**EXERCISE OBJECTIVE:**
Each line of the data must be set down again without a single difference.

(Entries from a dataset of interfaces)
Content starts
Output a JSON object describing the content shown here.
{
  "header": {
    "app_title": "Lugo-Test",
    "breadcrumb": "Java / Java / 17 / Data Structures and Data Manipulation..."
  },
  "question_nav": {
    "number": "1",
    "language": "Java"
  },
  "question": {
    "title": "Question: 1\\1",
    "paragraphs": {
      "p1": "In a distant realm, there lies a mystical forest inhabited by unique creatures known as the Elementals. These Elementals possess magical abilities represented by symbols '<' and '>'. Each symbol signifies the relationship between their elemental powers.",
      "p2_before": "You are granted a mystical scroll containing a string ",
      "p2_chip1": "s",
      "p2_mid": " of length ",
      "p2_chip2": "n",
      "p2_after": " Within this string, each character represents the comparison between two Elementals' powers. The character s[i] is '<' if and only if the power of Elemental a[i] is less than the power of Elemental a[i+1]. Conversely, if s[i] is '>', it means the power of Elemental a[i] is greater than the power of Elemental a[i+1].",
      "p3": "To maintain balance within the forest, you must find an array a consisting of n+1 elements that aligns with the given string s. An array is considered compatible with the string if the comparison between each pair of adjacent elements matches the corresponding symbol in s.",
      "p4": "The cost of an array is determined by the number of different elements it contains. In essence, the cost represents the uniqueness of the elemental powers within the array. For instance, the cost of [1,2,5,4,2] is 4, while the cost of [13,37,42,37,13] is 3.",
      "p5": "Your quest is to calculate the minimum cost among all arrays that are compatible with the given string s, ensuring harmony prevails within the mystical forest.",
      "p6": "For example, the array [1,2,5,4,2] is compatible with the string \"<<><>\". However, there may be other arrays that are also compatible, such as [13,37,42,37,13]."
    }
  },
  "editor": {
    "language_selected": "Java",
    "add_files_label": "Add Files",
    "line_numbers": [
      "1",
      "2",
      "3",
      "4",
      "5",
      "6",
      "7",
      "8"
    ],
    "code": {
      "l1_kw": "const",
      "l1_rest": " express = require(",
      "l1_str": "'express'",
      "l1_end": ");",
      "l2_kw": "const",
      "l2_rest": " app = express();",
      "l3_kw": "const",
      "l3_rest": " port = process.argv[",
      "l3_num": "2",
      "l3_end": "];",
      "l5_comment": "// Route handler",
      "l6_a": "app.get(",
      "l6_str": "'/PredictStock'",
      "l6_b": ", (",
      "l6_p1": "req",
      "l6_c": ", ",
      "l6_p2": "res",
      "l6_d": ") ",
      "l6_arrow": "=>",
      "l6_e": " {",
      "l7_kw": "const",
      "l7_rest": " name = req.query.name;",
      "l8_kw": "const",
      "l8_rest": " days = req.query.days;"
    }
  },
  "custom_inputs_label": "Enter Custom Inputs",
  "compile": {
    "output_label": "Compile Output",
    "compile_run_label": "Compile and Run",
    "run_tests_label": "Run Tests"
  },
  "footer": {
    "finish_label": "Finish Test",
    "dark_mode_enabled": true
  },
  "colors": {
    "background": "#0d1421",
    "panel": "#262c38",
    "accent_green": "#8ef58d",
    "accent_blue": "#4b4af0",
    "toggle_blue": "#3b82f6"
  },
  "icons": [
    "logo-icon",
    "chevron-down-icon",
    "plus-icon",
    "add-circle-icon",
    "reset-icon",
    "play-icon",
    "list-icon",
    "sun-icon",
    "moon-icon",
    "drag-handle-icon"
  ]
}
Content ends
**OUTPUT FOR THIS TASK:**
Output a JSON object describing the content shown here.
{
  "header": {
    "app_title": "Lugo-Test",
    "breadcrumb": "Java / Java / 17 / Data Structures and Data Manipulation..."
  },
  "question_nav": {
    "number": "1",
    "language": "Java"
  },
  "question": {
    "title": "Question: 1\\1",
    "paragraphs": {
      "p1": "In a distant realm, there lies a mystical forest inhabited by unique creatures known as the Elementals. These Elementals possess magical abilities represented by symbols '<' and '>'. Each symbol signifies the relationship between their elemental powers.",
      "p2_before": "You are granted a mystical scroll containing a string ",
      "p2_chip1": "s",
      "p2_mid": " of length ",
      "p2_chip2": "n",
      "p2_after": " Within this string, each character represents the comparison between two Elementals' powers. The character s[i] is '<' if and only if the power of Elemental a[i] is less than the power of Elemental a[i+1]. Conversely, if s[i] is '>', it means the power of Elemental a[i] is greater than the power of Elemental a[i+1].",
      "p3": "To maintain balance within the forest, you must find an array a consisting of n+1 elements that aligns with the given string s. An array is considered compatible with the string if the comparison between each pair of adjacent elements matches the corresponding symbol in s.",
      "p4": "The cost of an array is determined by the number of different elements it contains. In essence, the cost represents the uniqueness of the elemental powers within the array. For instance, the cost of [1,2,5,4,2] is 4, while the cost of [13,37,42,37,13] is 3.",
      "p5": "Your quest is to calculate the minimum cost among all arrays that are compatible with the given string s, ensuring harmony prevails within the mystical forest.",
      "p6": "For example, the array [1,2,5,4,2] is compatible with the string \"<<><>\". However, there may be other arrays that are also compatible, such as [13,37,42,37,13]."
    }
  },
  "editor": {
    "language_selected": "Java",
    "add_files_label": "Add Files",
    "line_numbers": [
      "1",
      "2",
      "3",
      "4",
      "5",
      "6",
      "7",
      "8"
    ],
    "code": {
      "l1_kw": "const",
      "l1_rest": " express = require(",
      "l1_str": "'express'",
      "l1_end": ");",
      "l2_kw": "const",
      "l2_rest": " app = express();",
      "l3_kw": "const",
      "l3_rest": " port = process.argv[",
      "l3_num": "2",
      "l3_end": "];",
      "l5_comment": "// Route handler",
      "l6_a": "app.get(",
      "l6_str": "'/PredictStock'",
      "l6_b": ", (",
      "l6_p1": "req",
      "l6_c": ", ",
      "l6_p2": "res",
      "l6_d": ") ",
      "l6_arrow": "=>",
      "l6_e": " {",
      "l7_kw": "const",
      "l7_rest": " name = req.query.name;",
      "l8_kw": "const",
      "l8_rest": " days = req.query.days;"
    }
  },
  "custom_inputs_label": "Enter Custom Inputs",
  "compile": {
    "output_label": "Compile Output",
    "compile_run_label": "Compile and Run",
    "run_tests_label": "Run Tests"
  },
  "footer": {
    "finish_label": "Finish Test",
    "dark_mode_enabled": true
  },
  "colors": {
    "background": "#0d1421",
    "panel": "#262c38",
    "accent_green": "#8ef58d",
    "accent_blue": "#4b4af0",
    "toggle_blue": "#3b82f6"
  },
  "icons": [
    "logo-icon",
    "chevron-down-icon",
    "plus-icon",
    "add-circle-icon",
    "reset-icon",
    "play-icon",
    "list-icon",
    "sun-icon",
    "moon-icon",
    "drag-handle-icon"
  ]
}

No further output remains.